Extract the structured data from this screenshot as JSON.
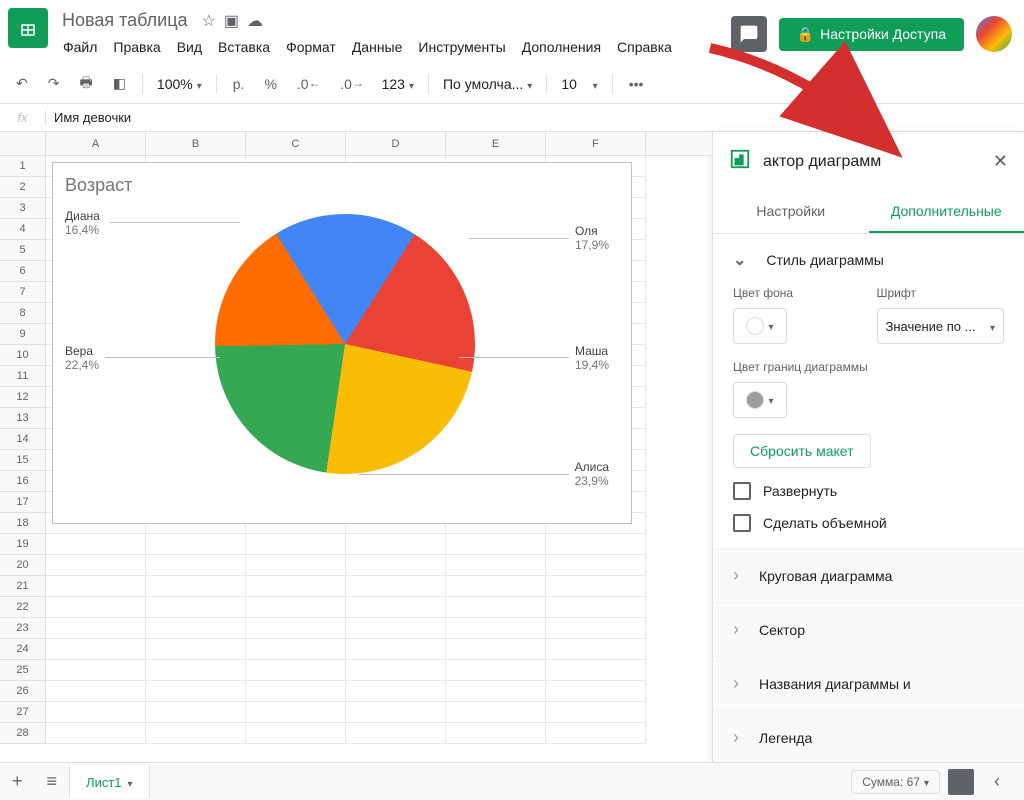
{
  "doc": {
    "title": "Новая таблица"
  },
  "menu": [
    "Файл",
    "Правка",
    "Вид",
    "Вставка",
    "Формат",
    "Данные",
    "Инструменты",
    "Дополнения",
    "Справка"
  ],
  "share": "Настройки Доступа",
  "toolbar": {
    "zoom": "100%",
    "currency": "р.",
    "percent": "%",
    "dec_dec": ".0",
    "dec_inc": ".00",
    "format": "123",
    "font": "По умолча...",
    "size": "10"
  },
  "formula": {
    "fx": "fx",
    "value": "Имя девочки"
  },
  "cols": [
    "A",
    "B",
    "C",
    "D",
    "E",
    "F"
  ],
  "chart_data": {
    "type": "pie",
    "title": "Возраст",
    "series": [
      {
        "name": "Оля",
        "value": 17.9,
        "label": "17,9%",
        "color": "#4285f4"
      },
      {
        "name": "Маша",
        "value": 19.4,
        "label": "19,4%",
        "color": "#ea4335"
      },
      {
        "name": "Алиса",
        "value": 23.9,
        "label": "23,9%",
        "color": "#fbbc05"
      },
      {
        "name": "Вера",
        "value": 22.4,
        "label": "22,4%",
        "color": "#34a853"
      },
      {
        "name": "Диана",
        "value": 16.4,
        "label": "16,4%",
        "color": "#ff6d00"
      }
    ]
  },
  "panel": {
    "title": "актор диаграмм",
    "full_title": "Редактор диаграмм",
    "tabs": {
      "setup": "Настройки",
      "customize": "Дополнительные"
    },
    "style": {
      "header": "Стиль диаграммы",
      "bg": "Цвет фона",
      "font": "Шрифт",
      "font_value": "Значение по ...",
      "border": "Цвет границ диаграммы",
      "reset": "Сбросить макет",
      "maximize": "Развернуть",
      "threeD": "Сделать объемной"
    },
    "sections": [
      "Круговая диаграмма",
      "Сектор",
      "Названия диаграммы и",
      "Легенда"
    ]
  },
  "sheet": {
    "name": "Лист1",
    "sum": "Сумма: 67"
  }
}
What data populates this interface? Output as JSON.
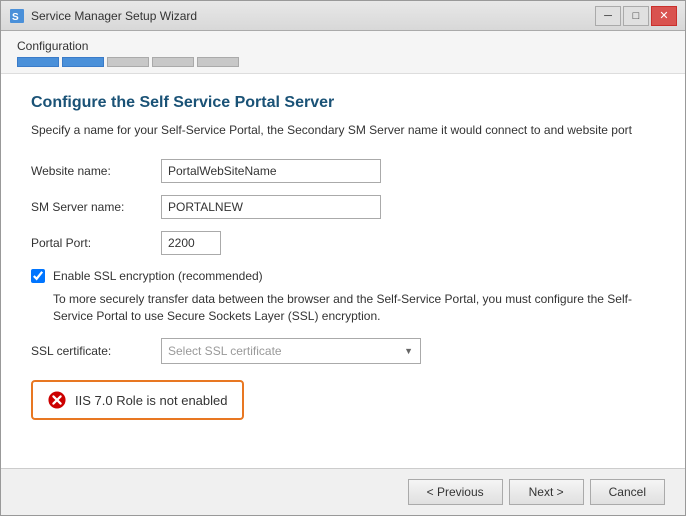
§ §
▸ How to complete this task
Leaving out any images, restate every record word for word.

▸ Response area
Extract the structured data from this screenshot as JSON.
{
  "doc": {
    "title": "Новая таблица"
  },
  "menu": [
    "Файл",
    "Правка",
    "Вид",
    "Вставка",
    "Формат",
    "Данные",
    "Инструменты",
    "Дополнения",
    "Справка"
  ],
  "share": "Настройки Доступа",
  "toolbar": {
    "zoom": "100%",
    "currency": "р.",
    "percent": "%",
    "dec_dec": ".0",
    "dec_inc": ".00",
    "format": "123",
    "font": "По умолча...",
    "size": "10"
  },
  "formula": {
    "fx": "fx",
    "value": "Имя девочки"
  },
  "cols": [
    "A",
    "B",
    "C",
    "D",
    "E",
    "F"
  ],
  "chart_data": {
    "type": "pie",
    "title": "Возраст",
    "series": [
      {
        "name": "Оля",
        "value": 17.9,
        "label": "17,9%",
        "color": "#4285f4"
      },
      {
        "name": "Маша",
        "value": 19.4,
        "label": "19,4%",
        "color": "#ea4335"
      },
      {
        "name": "Алиса",
        "value": 23.9,
        "label": "23,9%",
        "color": "#fbbc05"
      },
      {
        "name": "Вера",
        "value": 22.4,
        "label": "22,4%",
        "color": "#34a853"
      },
      {
        "name": "Диана",
        "value": 16.4,
        "label": "16,4%",
        "color": "#ff6d00"
      }
    ]
  },
  "panel": {
    "title": "актор диаграмм",
    "full_title": "Редактор диаграмм",
    "tabs": {
      "setup": "Настройки",
      "customize": "Дополнительные"
    },
    "style": {
      "header": "Стиль диаграммы",
      "bg": "Цвет фона",
      "font": "Шрифт",
      "font_value": "Значение по ...",
      "border": "Цвет границ диаграммы",
      "reset": "Сбросить макет",
      "maximize": "Развернуть",
      "threeD": "Сделать объемной"
    },
    "sections": [
      "Круговая диаграмма",
      "Сектор",
      "Названия диаграммы и",
      "Легенда"
    ]
  },
  "sheet": {
    "name": "Лист1",
    "sum": "Сумма: 67"
  }
}
What data populates this interface? Output as JSON.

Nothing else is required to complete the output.